** Task details **
In duplicating the lines below, keep every word unchanged and drop the pictures.

□ □ □ □ □ □ □

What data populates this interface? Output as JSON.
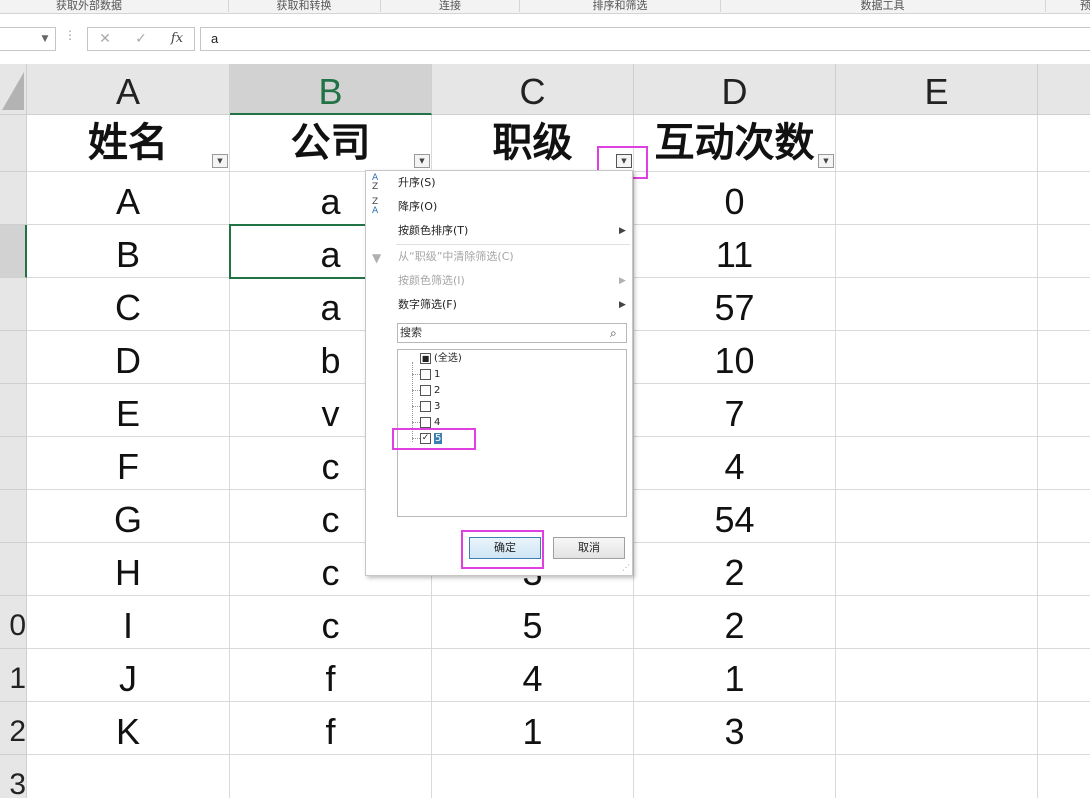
{
  "ribbon": {
    "groups": [
      "获取外部数据",
      "获取和转换",
      "连接",
      "排序和筛选",
      "数据工具",
      "预"
    ]
  },
  "formula_bar": {
    "name_box": "",
    "cancel_icon": "✕",
    "enter_icon": "✓",
    "fx_label": "fx",
    "formula": "a"
  },
  "grid": {
    "columns": [
      "A",
      "B",
      "C",
      "D",
      "E"
    ],
    "selected_column": "B",
    "row_numbers": [
      "",
      "",
      "",
      "",
      "",
      "",
      "",
      "",
      "",
      "0",
      "1",
      "2",
      "3"
    ],
    "header_row": [
      "姓名",
      "公司",
      "职级",
      "互动次数",
      ""
    ],
    "rows": [
      [
        "A",
        "a",
        "",
        "0",
        ""
      ],
      [
        "B",
        "a",
        "",
        "11",
        ""
      ],
      [
        "C",
        "a",
        "",
        "57",
        ""
      ],
      [
        "D",
        "b",
        "",
        "10",
        ""
      ],
      [
        "E",
        "v",
        "",
        "7",
        ""
      ],
      [
        "F",
        "c",
        "",
        "4",
        ""
      ],
      [
        "G",
        "c",
        "",
        "54",
        ""
      ],
      [
        "H",
        "c",
        "3",
        "2",
        ""
      ],
      [
        "I",
        "c",
        "5",
        "2",
        ""
      ],
      [
        "J",
        "f",
        "4",
        "1",
        ""
      ],
      [
        "K",
        "f",
        "1",
        "3",
        ""
      ]
    ],
    "dropdown_icon": "▼"
  },
  "filter_menu": {
    "items": {
      "sort_asc": "升序(S)",
      "sort_desc": "降序(O)",
      "sort_by_color": "按颜色排序(T)",
      "clear_filter": "从“职级”中清除筛选(C)",
      "filter_by_color": "按颜色筛选(I)",
      "number_filter": "数字筛选(F)"
    },
    "search_placeholder": "搜索",
    "values": [
      {
        "label": "(全选)",
        "state": "mixed"
      },
      {
        "label": "1",
        "state": "unchecked"
      },
      {
        "label": "2",
        "state": "unchecked"
      },
      {
        "label": "3",
        "state": "unchecked"
      },
      {
        "label": "4",
        "state": "unchecked"
      },
      {
        "label": "5",
        "state": "checked"
      }
    ],
    "ok_label": "确定",
    "cancel_label": "取消"
  },
  "colors": {
    "highlight": "#e040e0",
    "excel_green": "#217346"
  }
}
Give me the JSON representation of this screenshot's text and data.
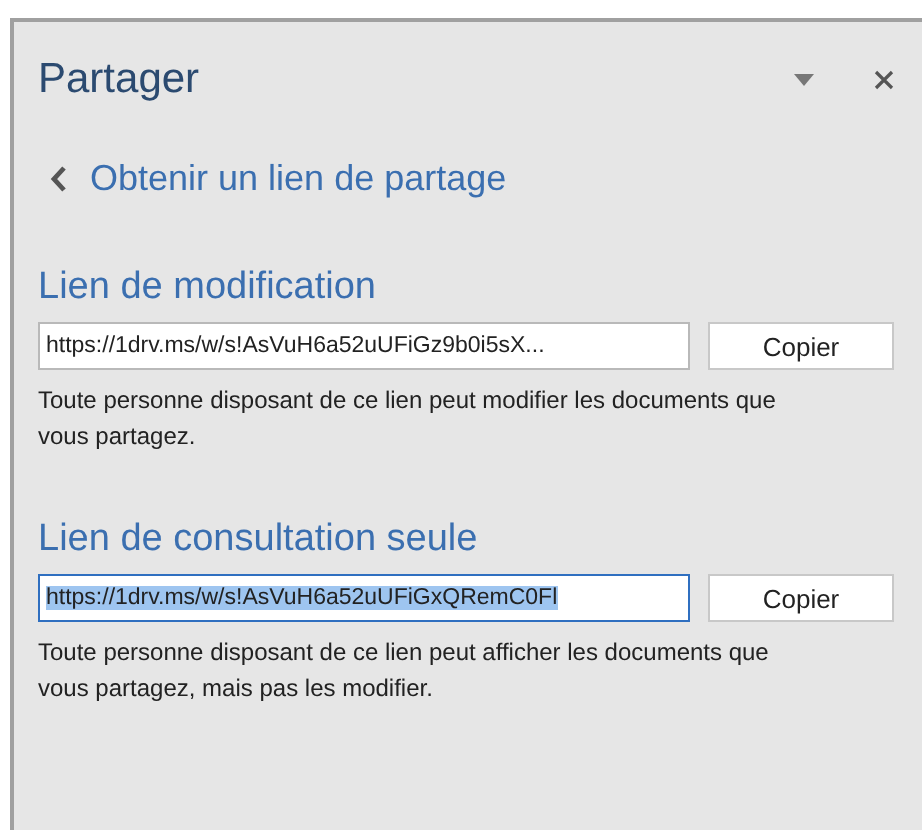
{
  "pane": {
    "title": "Partager",
    "back_link": "Obtenir un lien de partage"
  },
  "sections": [
    {
      "heading": "Lien de modification",
      "link": "https://1drv.ms/w/s!AsVuH6a52uUFiGz9b0i5sX...",
      "selected": false,
      "button": "Copier",
      "description": "Toute personne disposant de ce lien peut modifier les documents que vous partagez."
    },
    {
      "heading": "Lien de consultation seule",
      "link": "https://1drv.ms/w/s!AsVuH6a52uUFiGxQRemC0Fl",
      "selected": true,
      "button": "Copier",
      "description": "Toute personne disposant de ce lien peut afficher les documents que vous partagez, mais pas les modifier."
    }
  ]
}
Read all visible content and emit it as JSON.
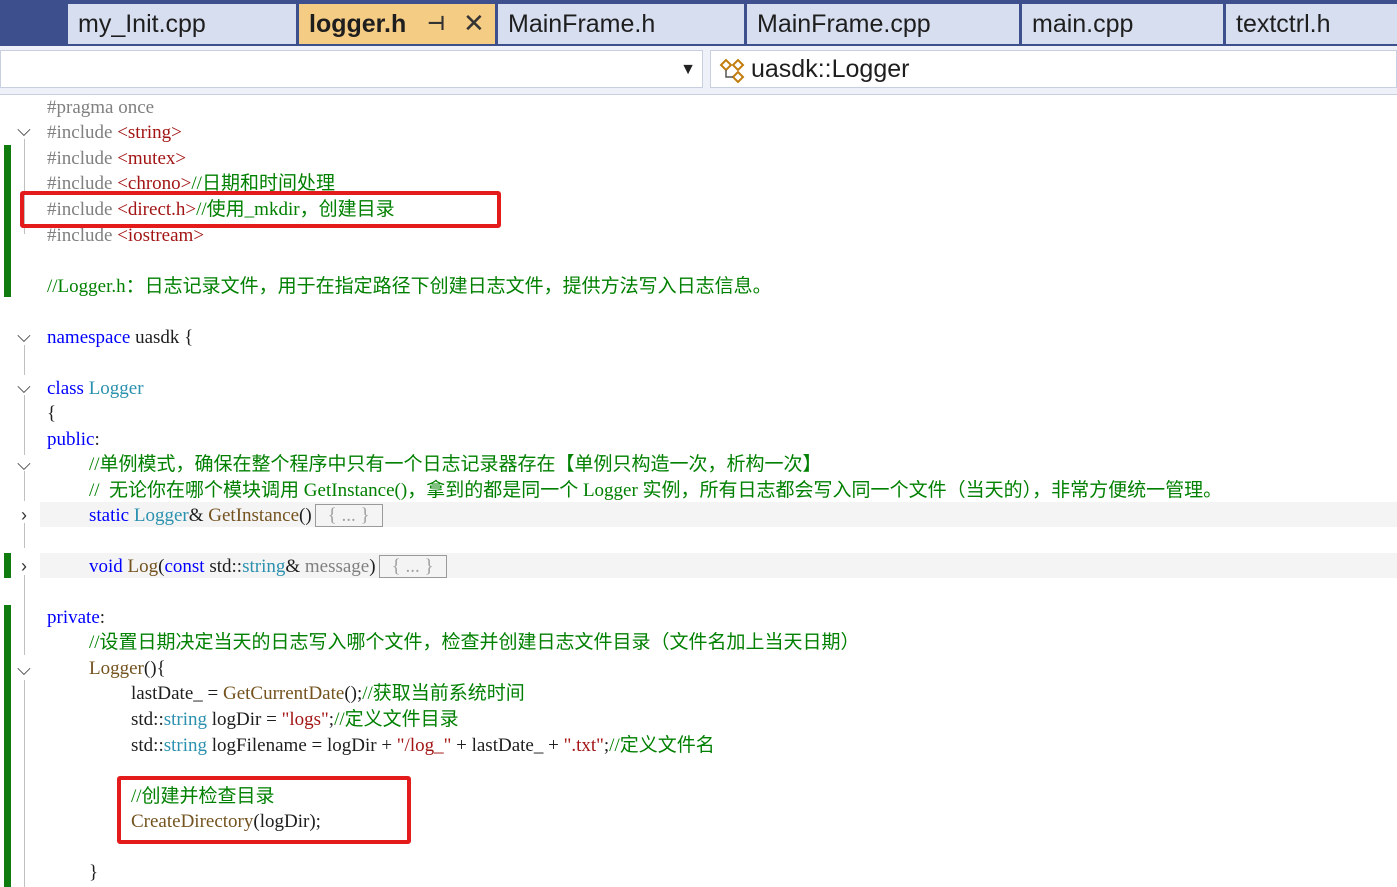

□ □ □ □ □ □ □

** Exercise response **
What data populates this interface? Output as JSON.
{
  "ribbon": {
    "groups": [
      "获取外部数据",
      "获取和转换",
      "连接",
      "排序和筛选",
      "数据工具",
      "预"
    ]
  },
  "formula_bar": {
    "name_box": "",
    "cancel_icon": "✕",
    "enter_icon": "✓",
    "fx_label": "fx",
    "formula": "a"
  },
  "grid": {
    "columns": [
      "A",
      "B",
      "C",
      "D",
      "E"
    ],
    "selected_column": "B",
    "row_numbers": [
      "",
      "",
      "",
      "",
      "",
      "",
      "",
      "",
      "",
      "0",
      "1",
      "2",
      "3"
    ],
    "header_row": [
      "姓名",
      "公司",
      "职级",
      "互动次数",
      ""
    ],
    "rows": [
      [
        "A",
        "a",
        "",
        "0",
        ""
      ],
      [
        "B",
        "a",
        "",
        "11",
        ""
      ],
      [
        "C",
        "a",
        "",
        "57",
        ""
      ],
      [
        "D",
        "b",
        "",
        "10",
        ""
      ],
      [
        "E",
        "v",
        "",
        "7",
        ""
      ],
      [
        "F",
        "c",
        "",
        "4",
        ""
      ],
      [
        "G",
        "c",
        "",
        "54",
        ""
      ],
      [
        "H",
        "c",
        "3",
        "2",
        ""
      ],
      [
        "I",
        "c",
        "5",
        "2",
        ""
      ],
      [
        "J",
        "f",
        "4",
        "1",
        ""
      ],
      [
        "K",
        "f",
        "1",
        "3",
        ""
      ]
    ],
    "dropdown_icon": "▼"
  },
  "filter_menu": {
    "items": {
      "sort_asc": "升序(S)",
      "sort_desc": "降序(O)",
      "sort_by_color": "按颜色排序(T)",
      "clear_filter": "从“职级”中清除筛选(C)",
      "filter_by_color": "按颜色筛选(I)",
      "number_filter": "数字筛选(F)"
    },
    "search_placeholder": "搜索",
    "values": [
      {
        "label": "(全选)",
        "state": "mixed"
      },
      {
        "label": "1",
        "state": "unchecked"
      },
      {
        "label": "2",
        "state": "unchecked"
      },
      {
        "label": "3",
        "state": "unchecked"
      },
      {
        "label": "4",
        "state": "unchecked"
      },
      {
        "label": "5",
        "state": "checked"
      }
    ],
    "ok_label": "确定",
    "cancel_label": "取消"
  },
  "colors": {
    "highlight": "#e040e0",
    "excel_green": "#217346"
  }
}
Give me the JSON representation of this screenshot's text and data.
{
  "pane": {
    "title": "Partager",
    "back_link": "Obtenir un lien de partage"
  },
  "sections": [
    {
      "heading": "Lien de modification",
      "link": "https://1drv.ms/w/s!AsVuH6a52uUFiGz9b0i5sX...",
      "selected": false,
      "button": "Copier",
      "description": "Toute personne disposant de ce lien peut modifier les documents que vous partagez."
    },
    {
      "heading": "Lien de consultation seule",
      "link": "https://1drv.ms/w/s!AsVuH6a52uUFiGxQRemC0Fl",
      "selected": true,
      "button": "Copier",
      "description": "Toute personne disposant de ce lien peut afficher les documents que vous partagez, mais pas les modifier."
    }
  ]
}
Read all visible content and emit it as JSON.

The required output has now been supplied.